Meet Stealthy a new messaging app that leverages Blockstack’s decentralized application platform to build a messaging app. The company is participating in TechCrunch’s Startup Battlefield at Disrupt SF and launching its app on iOS and Android today.
On the surface, Stealthy works like many messaging apps out there. But it gets interesting once you start digging to understand the protocol behind it. Stealthy is a decentralized platform with privacy in mind. It could become the glue that makes various decentralized applications stick together.
“We started Stealthy because Blockstack had a global hackathon in December of last year,” co-founder Prabhaav Bhardwaj told me. “We won that hackathon in February.” After that, the #deletefacebook movement combined with the overall decentralization trend motivated Bhardwaj and Alex Carreira to ship the app.
Blockstack manages your identity. You get an ID and a 12-word passphrase to recover your account. Blockstack creates a blockchain record for each new user. You use your Blockstack ID to connect to Stealthy.
Stealthy users then choose how they want to store their messages. You can connect your account with Dropbox, Amazon Web Services, Microsoft Azure, etc.
Every time you message someone, the message is first encrypted on your device and sent to your recipient’s cloud provider. Your recipient can then open the Stealthy app and decrypt the message from their storage system.
All of this is seamless for the end user. It works like an iMessage conversation, which means that Microsoft or Amazon can’t open and read your messages without your private key. You remain in control of your data. Stealthy plans to open source their protocol and mobile product so that anybody can audit their code.
Some features require a certain level of centralization. For instance, Stealthy relies on Firebase for push notifications. If you’re uncomfortable with that, you can disable that feature.
The company also wants to become your central hub for all sorts of decentralized apps (or dapps for short). For instance, you can launch Graphite Docs or Blockusign from Stealty. Those dapps are built on top of Blockstack as well, but Stealthy plans to integrate with other dapps that don’t work on Blockstack.
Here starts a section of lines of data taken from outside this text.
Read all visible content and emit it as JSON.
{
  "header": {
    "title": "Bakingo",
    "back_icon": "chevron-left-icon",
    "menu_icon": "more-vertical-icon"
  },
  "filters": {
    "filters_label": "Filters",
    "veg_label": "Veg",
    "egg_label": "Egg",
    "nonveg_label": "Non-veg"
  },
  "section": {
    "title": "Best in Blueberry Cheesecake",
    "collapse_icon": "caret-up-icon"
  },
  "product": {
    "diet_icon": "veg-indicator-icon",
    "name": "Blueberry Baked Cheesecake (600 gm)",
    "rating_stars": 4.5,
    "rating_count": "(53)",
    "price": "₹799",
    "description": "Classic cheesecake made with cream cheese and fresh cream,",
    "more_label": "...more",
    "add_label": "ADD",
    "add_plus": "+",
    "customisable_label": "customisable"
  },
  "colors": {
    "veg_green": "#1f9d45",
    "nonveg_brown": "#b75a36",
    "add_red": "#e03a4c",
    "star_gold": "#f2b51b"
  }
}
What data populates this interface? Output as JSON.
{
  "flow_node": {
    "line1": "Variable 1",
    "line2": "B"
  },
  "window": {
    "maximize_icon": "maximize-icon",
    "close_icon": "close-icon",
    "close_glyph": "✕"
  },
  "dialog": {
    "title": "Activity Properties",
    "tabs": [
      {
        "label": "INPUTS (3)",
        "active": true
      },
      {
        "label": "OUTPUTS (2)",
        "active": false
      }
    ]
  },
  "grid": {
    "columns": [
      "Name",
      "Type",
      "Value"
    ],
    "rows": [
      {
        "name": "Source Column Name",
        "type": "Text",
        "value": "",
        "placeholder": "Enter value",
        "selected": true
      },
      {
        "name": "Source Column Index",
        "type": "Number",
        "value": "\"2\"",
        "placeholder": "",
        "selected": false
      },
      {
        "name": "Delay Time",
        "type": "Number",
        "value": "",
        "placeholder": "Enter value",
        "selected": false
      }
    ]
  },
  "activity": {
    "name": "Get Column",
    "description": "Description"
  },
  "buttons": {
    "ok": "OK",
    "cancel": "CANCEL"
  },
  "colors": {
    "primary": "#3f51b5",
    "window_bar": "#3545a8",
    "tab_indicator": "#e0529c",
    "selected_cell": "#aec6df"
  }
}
“We have dapp integrations in place right now and we want to make it easier to add dapp integrations. If somebody wants to come in and start selling messaging stickers, you could do that. If you want to come in and implement a payment system to pay bloggers, you could do that,” Bhardwaj said. “Eventually, what we want to be is to make it as easy as submitting an app in the App Store.”
When you build a digital product, chances are you’ll end up adding a messaging feature at some point. You can chat in Google Docs, Airbnb, Venmo, YouTube… And the same is likely to be true with dapps. Stealthy believes that many developers could benefit from a solid communication infrastructure — this way, other companies can focus on their core products and let Stealthy handle the communication layer.
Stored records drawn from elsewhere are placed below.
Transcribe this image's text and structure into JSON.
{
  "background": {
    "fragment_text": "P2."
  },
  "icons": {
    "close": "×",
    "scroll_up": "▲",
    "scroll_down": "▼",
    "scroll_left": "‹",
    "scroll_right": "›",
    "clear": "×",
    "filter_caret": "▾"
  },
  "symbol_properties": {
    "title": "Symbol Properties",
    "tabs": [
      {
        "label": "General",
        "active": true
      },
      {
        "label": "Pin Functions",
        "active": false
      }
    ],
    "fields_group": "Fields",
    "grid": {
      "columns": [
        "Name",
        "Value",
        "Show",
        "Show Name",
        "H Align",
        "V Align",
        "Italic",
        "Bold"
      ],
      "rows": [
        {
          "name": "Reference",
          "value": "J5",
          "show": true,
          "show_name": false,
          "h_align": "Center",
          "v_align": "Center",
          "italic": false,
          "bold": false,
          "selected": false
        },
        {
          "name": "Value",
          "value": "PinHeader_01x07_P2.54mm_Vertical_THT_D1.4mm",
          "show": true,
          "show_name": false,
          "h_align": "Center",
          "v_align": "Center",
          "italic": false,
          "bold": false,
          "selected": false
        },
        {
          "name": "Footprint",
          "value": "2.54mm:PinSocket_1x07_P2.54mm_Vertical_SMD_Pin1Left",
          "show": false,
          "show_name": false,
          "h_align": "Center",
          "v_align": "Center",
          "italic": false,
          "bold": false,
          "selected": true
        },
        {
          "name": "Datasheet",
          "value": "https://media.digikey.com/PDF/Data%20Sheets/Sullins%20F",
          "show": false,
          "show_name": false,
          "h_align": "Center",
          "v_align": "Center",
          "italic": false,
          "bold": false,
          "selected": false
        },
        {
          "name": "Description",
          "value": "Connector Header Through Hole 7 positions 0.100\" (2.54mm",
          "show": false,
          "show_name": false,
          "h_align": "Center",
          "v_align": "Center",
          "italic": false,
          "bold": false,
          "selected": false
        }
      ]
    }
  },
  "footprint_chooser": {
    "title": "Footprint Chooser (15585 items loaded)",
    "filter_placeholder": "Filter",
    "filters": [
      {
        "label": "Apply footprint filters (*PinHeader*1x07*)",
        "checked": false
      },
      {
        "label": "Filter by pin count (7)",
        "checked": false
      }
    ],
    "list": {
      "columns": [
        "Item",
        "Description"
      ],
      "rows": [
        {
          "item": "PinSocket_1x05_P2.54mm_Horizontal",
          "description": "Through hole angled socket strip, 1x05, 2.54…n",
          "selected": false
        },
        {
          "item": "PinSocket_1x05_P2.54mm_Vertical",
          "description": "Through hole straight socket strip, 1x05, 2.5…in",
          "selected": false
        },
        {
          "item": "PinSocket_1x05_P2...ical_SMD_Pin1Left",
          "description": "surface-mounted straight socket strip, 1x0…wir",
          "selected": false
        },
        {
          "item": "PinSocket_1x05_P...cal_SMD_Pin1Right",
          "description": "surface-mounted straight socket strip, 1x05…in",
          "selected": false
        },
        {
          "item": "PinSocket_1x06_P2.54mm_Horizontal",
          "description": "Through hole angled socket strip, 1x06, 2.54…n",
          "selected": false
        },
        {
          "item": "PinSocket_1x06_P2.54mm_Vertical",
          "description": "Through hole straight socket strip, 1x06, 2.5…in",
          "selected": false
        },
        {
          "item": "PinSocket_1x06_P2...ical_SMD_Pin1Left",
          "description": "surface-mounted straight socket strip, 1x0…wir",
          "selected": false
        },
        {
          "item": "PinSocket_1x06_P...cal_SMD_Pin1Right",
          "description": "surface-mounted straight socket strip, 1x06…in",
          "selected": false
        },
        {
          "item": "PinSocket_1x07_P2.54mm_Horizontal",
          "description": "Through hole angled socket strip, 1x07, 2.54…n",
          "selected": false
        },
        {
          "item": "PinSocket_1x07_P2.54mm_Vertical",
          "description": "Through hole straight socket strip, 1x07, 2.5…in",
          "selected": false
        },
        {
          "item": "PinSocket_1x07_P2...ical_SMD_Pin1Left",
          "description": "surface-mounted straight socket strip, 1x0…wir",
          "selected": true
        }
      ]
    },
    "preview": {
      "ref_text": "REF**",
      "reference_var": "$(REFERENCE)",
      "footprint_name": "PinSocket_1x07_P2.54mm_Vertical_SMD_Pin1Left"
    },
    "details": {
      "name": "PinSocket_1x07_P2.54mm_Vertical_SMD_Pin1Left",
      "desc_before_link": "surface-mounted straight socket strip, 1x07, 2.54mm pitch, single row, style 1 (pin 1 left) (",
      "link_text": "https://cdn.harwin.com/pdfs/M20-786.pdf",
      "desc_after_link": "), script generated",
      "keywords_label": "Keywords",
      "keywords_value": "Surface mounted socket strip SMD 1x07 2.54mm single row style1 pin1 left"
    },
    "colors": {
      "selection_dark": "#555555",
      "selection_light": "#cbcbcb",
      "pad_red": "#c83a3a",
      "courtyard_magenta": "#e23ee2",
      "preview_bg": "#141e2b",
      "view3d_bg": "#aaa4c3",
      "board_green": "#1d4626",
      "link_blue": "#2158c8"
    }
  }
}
Stealthy is an ambitious company. In many ways, the startup is trying to build a decentralized WeChat with the encryption features of Signal. It’s a messaging app, but it’s also a platform for many other use cases.
A handful of messaging apps have become so powerful that they’ve become a weakness. Governments can block them or leverage them to create a social ranking. Authorities can get a warrant to ask tech companies to hand them data. And of course, the top tech companies have become too powerful. More decentralization is always a good thing.